ICYMI: Best of the Week
What does Greenpeace, Michigan marijuana, and Unicorn drink drama all have in common? They were some of our top stories last week. ICYMI, check out Law Street’s best of the week below!
In January, seven members of Greenpeace scaled a 270-foot crane at a construction site near the White House and unfurled a massive banner with the word “resist” printed in block letters. In April, Greenpeace members blocked the entrance to Coca-Cola’s UK headquarters with a 2.5 ton sculpture of a seagull regurgitating plastic and unfurled a banner reading “Stop Dirty Pipeline Deals!” on the center stage of Credit Suisse’s annual shareholder meeting. All of these Greenpeace interventions grabbed headlines but they did not shut down operations of the White House, Coca-Cola, or Credit Suisse. Greenpeace’s banners certainly entertain and uplift, but do they actually have an impact?
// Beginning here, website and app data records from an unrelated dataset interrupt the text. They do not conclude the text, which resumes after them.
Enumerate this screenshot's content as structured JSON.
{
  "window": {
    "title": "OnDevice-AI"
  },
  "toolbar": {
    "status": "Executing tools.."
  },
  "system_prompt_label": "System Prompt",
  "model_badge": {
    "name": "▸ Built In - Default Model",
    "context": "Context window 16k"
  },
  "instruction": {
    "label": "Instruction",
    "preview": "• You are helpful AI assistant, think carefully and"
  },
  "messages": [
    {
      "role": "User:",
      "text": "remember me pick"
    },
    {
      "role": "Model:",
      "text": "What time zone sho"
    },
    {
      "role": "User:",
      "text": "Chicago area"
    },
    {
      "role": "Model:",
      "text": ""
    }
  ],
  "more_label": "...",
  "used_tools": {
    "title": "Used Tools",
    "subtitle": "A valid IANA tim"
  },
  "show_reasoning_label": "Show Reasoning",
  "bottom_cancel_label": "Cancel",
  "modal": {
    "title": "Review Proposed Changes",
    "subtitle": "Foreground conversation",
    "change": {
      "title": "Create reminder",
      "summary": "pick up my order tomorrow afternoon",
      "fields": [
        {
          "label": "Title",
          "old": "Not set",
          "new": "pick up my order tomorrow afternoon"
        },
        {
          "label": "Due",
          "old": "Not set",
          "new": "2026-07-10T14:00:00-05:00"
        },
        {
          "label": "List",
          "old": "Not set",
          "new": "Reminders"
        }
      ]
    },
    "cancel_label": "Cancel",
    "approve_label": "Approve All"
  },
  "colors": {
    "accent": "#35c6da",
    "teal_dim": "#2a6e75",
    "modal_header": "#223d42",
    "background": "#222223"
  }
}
Pro-marijuana groups in Michigan submitted language to the Board of State Canvassers on Friday for a ballot initiative to legalize recreational marijuana. If the measure makes it to the November 2018 ballot, Michigan would become the ninth state to fully legalize cannabis for adult use. Spearheaded by the Coalition to Regulate Marijuana Like Alcohol, the legalization push follows a failed attempt to get a similar measure on the November 2016 ballot.
Colloquially speaking, the term “unicorn” is often used to describe something that’s pretty unique. Well, that definitely wasn’t the case with Starbucks’ now-extinct “Unicorn Frappuccino,” according to a new lawsuit filed against the company. Williamsburg coffee shop The End Brooklyn is suing the green-strawed giant, claiming it ripped off its popular “Unicorn Latte” and created an unfair competitive advantage.